What the exercise asks:
State how many lines in the entries below hold the word "CTRL", with nothing besides the number.

Supplied records:

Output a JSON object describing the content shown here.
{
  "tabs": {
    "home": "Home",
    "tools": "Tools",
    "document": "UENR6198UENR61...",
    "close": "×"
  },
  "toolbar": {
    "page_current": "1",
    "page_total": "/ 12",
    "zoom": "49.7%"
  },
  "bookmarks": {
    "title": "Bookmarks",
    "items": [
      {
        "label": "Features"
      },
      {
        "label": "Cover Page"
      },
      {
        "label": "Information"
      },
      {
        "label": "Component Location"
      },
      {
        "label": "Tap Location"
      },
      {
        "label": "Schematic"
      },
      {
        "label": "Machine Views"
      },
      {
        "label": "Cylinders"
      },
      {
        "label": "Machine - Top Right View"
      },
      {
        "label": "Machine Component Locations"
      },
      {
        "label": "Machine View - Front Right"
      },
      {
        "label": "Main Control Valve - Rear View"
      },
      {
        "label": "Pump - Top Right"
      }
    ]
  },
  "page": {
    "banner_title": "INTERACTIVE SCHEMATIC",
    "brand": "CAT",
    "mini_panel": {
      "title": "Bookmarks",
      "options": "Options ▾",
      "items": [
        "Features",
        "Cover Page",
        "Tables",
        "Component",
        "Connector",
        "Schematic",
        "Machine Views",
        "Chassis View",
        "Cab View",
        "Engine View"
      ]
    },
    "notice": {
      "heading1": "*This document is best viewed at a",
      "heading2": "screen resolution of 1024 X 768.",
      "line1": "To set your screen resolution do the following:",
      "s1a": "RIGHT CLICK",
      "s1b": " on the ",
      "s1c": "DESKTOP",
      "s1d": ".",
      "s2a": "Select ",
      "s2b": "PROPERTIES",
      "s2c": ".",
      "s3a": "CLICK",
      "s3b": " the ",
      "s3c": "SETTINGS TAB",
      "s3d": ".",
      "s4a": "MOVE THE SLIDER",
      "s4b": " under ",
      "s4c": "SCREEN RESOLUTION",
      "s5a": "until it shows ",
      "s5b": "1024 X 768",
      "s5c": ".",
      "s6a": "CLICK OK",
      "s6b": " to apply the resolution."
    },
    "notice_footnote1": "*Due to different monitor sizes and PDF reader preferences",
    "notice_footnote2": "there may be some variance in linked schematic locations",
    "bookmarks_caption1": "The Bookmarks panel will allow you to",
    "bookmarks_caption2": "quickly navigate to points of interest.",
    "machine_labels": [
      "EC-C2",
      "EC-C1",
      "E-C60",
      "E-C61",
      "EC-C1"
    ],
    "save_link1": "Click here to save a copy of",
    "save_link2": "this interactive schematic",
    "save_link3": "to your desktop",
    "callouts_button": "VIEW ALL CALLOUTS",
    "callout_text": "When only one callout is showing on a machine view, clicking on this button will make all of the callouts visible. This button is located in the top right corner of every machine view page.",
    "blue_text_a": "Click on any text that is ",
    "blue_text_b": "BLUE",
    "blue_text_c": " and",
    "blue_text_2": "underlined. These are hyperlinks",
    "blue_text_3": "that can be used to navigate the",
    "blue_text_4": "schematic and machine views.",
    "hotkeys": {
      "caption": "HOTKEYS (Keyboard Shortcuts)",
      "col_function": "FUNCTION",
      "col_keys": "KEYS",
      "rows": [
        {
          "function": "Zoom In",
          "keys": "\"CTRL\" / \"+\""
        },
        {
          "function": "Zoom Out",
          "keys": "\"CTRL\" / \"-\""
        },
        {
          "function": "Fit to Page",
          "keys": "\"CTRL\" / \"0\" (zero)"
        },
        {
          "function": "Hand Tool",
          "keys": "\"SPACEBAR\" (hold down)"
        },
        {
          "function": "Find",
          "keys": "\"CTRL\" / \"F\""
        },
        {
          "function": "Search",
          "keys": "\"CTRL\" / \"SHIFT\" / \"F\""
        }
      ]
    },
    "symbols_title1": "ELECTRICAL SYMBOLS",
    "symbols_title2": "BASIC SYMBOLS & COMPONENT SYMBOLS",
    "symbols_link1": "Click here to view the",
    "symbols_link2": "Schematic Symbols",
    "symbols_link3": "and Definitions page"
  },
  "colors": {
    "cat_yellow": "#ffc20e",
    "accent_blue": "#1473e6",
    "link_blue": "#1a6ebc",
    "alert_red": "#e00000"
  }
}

Answer space:
5